Spring is the ideal time to make boneless leg of lamb recipes. Lamb roasts provide the perfect centerpiece to a meal, and work equally well for both weekday dinners and special meals for guests.
Working with Lamb
Lamb at its best is juicy, earthy and tender. While it isn't terribly difficult to work with, lamb can become gamey and stringy if not properly handled. Because of these tendencies, keep the following in mind when you work with lamb:
- Most of the gaminess exists in the fat. Trim visible fat before cooking.
- You can balance the gamey flavors in lamb by using vinegar or pungent herbs, such as marjoram, rosemary, thyme, mint and garlic.

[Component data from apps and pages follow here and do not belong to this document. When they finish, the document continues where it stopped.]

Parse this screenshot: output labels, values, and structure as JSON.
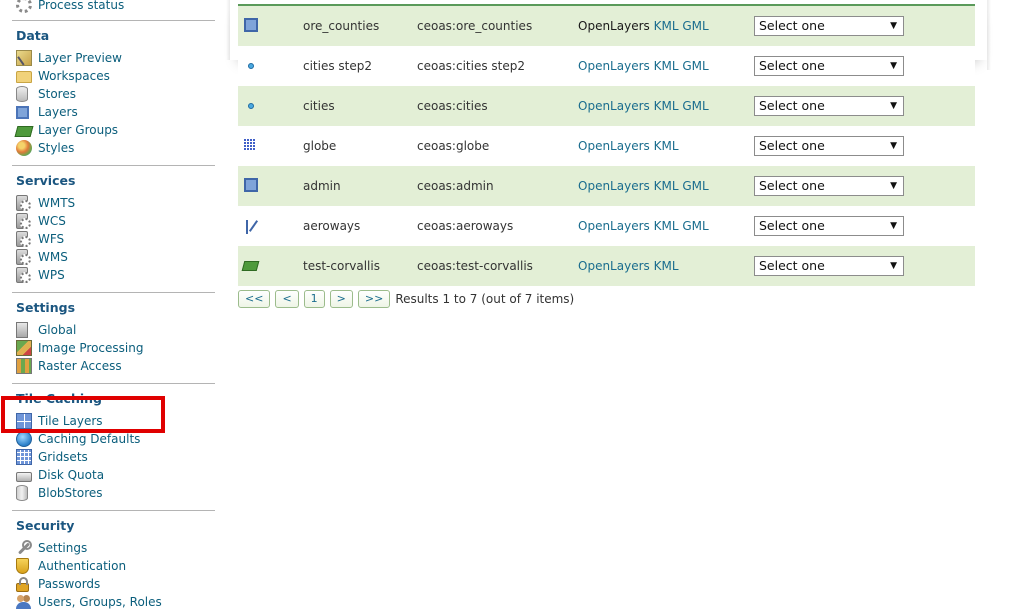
{
  "sidebar": {
    "top_item": {
      "label": "Process status",
      "icon": "gear-icon"
    },
    "sections": {
      "data": {
        "title": "Data",
        "items": [
          {
            "label": "Layer Preview",
            "icon": "layer-preview-icon"
          },
          {
            "label": "Workspaces",
            "icon": "folder-icon"
          },
          {
            "label": "Stores",
            "icon": "store-icon"
          },
          {
            "label": "Layers",
            "icon": "layer-icon"
          },
          {
            "label": "Layer Groups",
            "icon": "layer-group-icon"
          },
          {
            "label": "Styles",
            "icon": "palette-icon"
          }
        ]
      },
      "services": {
        "title": "Services",
        "items": [
          {
            "label": "WMTS",
            "icon": "service-icon"
          },
          {
            "label": "WCS",
            "icon": "service-icon"
          },
          {
            "label": "WFS",
            "icon": "service-icon"
          },
          {
            "label": "WMS",
            "icon": "service-icon"
          },
          {
            "label": "WPS",
            "icon": "service-icon"
          }
        ]
      },
      "settings": {
        "title": "Settings",
        "items": [
          {
            "label": "Global",
            "icon": "server-icon"
          },
          {
            "label": "Image Processing",
            "icon": "image-processing-icon"
          },
          {
            "label": "Raster Access",
            "icon": "raster-icon"
          }
        ]
      },
      "tile_caching": {
        "title": "Tile Caching",
        "items": [
          {
            "label": "Tile Layers",
            "icon": "tile-layers-icon"
          },
          {
            "label": "Caching Defaults",
            "icon": "globe-icon"
          },
          {
            "label": "Gridsets",
            "icon": "grid-icon"
          },
          {
            "label": "Disk Quota",
            "icon": "disk-icon"
          },
          {
            "label": "BlobStores",
            "icon": "blobstore-icon"
          }
        ]
      },
      "security": {
        "title": "Security",
        "items": [
          {
            "label": "Settings",
            "icon": "wrench-icon"
          },
          {
            "label": "Authentication",
            "icon": "shield-icon"
          },
          {
            "label": "Passwords",
            "icon": "lock-icon"
          },
          {
            "label": "Users, Groups, Roles",
            "icon": "users-icon"
          }
        ]
      }
    }
  },
  "layers_table": {
    "rows": [
      {
        "type_icon": "polygon-icon",
        "name": "ore_counties",
        "qualified": "ceoas:ore_counties",
        "openlayers": "OpenLayers",
        "kml": "KML",
        "gml": "GML",
        "select": "Select one"
      },
      {
        "type_icon": "point-icon",
        "name": "cities step2",
        "qualified": "ceoas:cities step2",
        "openlayers": "OpenLayers",
        "kml": "KML",
        "gml": "GML",
        "select": "Select one"
      },
      {
        "type_icon": "point-icon",
        "name": "cities",
        "qualified": "ceoas:cities",
        "openlayers": "OpenLayers",
        "kml": "KML",
        "gml": "GML",
        "select": "Select one"
      },
      {
        "type_icon": "raster-icon",
        "name": "globe",
        "qualified": "ceoas:globe",
        "openlayers": "OpenLayers",
        "kml": "KML",
        "gml": "",
        "select": "Select one"
      },
      {
        "type_icon": "polygon-icon",
        "name": "admin",
        "qualified": "ceoas:admin",
        "openlayers": "OpenLayers",
        "kml": "KML",
        "gml": "GML",
        "select": "Select one"
      },
      {
        "type_icon": "line-icon",
        "name": "aeroways",
        "qualified": "ceoas:aeroways",
        "openlayers": "OpenLayers",
        "kml": "KML",
        "gml": "GML",
        "select": "Select one"
      },
      {
        "type_icon": "layer-group-icon",
        "name": "test-corvallis",
        "qualified": "ceoas:test-corvallis",
        "openlayers": "OpenLayers",
        "kml": "KML",
        "gml": "",
        "select": "Select one"
      }
    ]
  },
  "pager": {
    "first": "<<",
    "prev": "<",
    "page": "1",
    "next": ">",
    "last": ">>",
    "summary": "Results 1 to 7 (out of 7 items)"
  },
  "colors": {
    "link": "#1a6d8e",
    "section_title": "#1b5680",
    "row_alt": "#e3efd6",
    "highlight_box": "#e00000"
  }
}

- Overcooked lamb dries out quickly and becomes tough and stringy. Cook lamb to medium rare, which is an internal temperature of about 140 to 150 degrees Fahrenheit.
- Allow lamb to stand for about 20 minutes after cooking and before carving to allow juices to reabsorb into the meat.
Boneless Leg of Lamb Recipes
Butchers usually partially butterfly a leg of lamb to remove the bone from the meat. If you purchase a bone-in leg of lamb and wish to make one of these boneless leg of lamb recipes, slice into the meat along the length of the bone, then use a boning knife to work closely around the bone until you can "unroll" the meat from around the bone to remove it.
Roasted Garlic and Shallot-stuffed Leg of Lamb
This recipe relies on a fully butterflied leg of lamb. To butterfly, open the lamb up along the axis where the bone was removed and lay it flat. Using a filet knife, start at the center of the piece of lamb and place a horizontal cut in the meat about 1/4 to 1/2 inch from the top. Slice until you reach about an inch from the end of the lamb. Unfold the meat to open it, and repeat the cut on the other side. You can also ask your butcher to butterfly the lamb for you.
- 3 heads of garlic, with the top part of the head sliced off to reveal garlic cloves
- 4 whole shallots, peeled
- 3 tablespoons of olive oil
- 1/4 teaspoon of kosher salt
- 7 pound leg of lamb, butterflied
- Leaves from four sprigs of fresh rosemary, chopped
- Kosher salt and fresh cracked black pepper, to taste
- Preheat the oven to 350 degrees F.
- Place the garlic and shallots in a small ovenproof pan.
- Drizzle the garlic and shallots with olive oil and sprinkle them with salt.
- Cover the pan with aluminum foil and cook in the preheated oven for 90 minutes, until soft.
- Allow the garlic and shallots to cool slightly, then squeeze the garlic out of its peel into the bowl of a food processor fitted with a metal chopping blade. Add the shallots, pour in the oil from the pan and process until smooth, about five seconds.
- Season the lamb with salt and pepper and sprinkle with rosemary.
- Spread the garlic and shallot mixture over the butterflied lamb.
- Roll up the lamb, tie it with butcher's twine and place it in a roasting pan.
- Roast approximately 1-1/2 hours, until the internal temperature reaches 140 degrees F.
- Let stand 20 minutes before carving.
Herb Rubbed Boneless Leg of Lamb
This simple preparation infuses the lamb with the delicious flavor of garlic and herbs. For best results, rub the lamb with the herbs and allow it to sit overnight in the refrigerator before cooking.
- 7 lb boneless leg of lamb
- Sea salt and fresh cracked pepper to taste
- 2 tablespoons of olive oil
- 3 tablespoons of fresh rosemary leaves
- 3 tablespoons of fresh thyme leaves
- 3 tablespoons of fresh marjoram leaves
- 4 cloves of garlic
- Season the lamb on all sides with salt and pepper.
- In a food processor, combine olive oil, herbs and garlic, pulsing six to seven times until it forms a rough paste.
- Rub the paste all over the lamb, including in the area where the bone was removed.
- Tie the roast with butcher's twine, wrap it in plastic and allow to sit in refrigerator overnight.
- Preheat the oven to 350 degrees F.
- Remove the lamb from refrigerator and allow it to rest 30 minutes before roasting.
- Roast in the preheated oven until the lamb reaches of an internal temperature of 140 degrees F, about 1-1/2 hours.
- Allow the lamb to rest for 20 minutes before slicing.
Lamb is eaten far more often in the Middle East than in the West, leading many people to be intimidated by cooking lamb, although they don't have to be. Use the right recipes and learn the appropriate techniques; in no time you can make lamb a regular part of your meal rotation.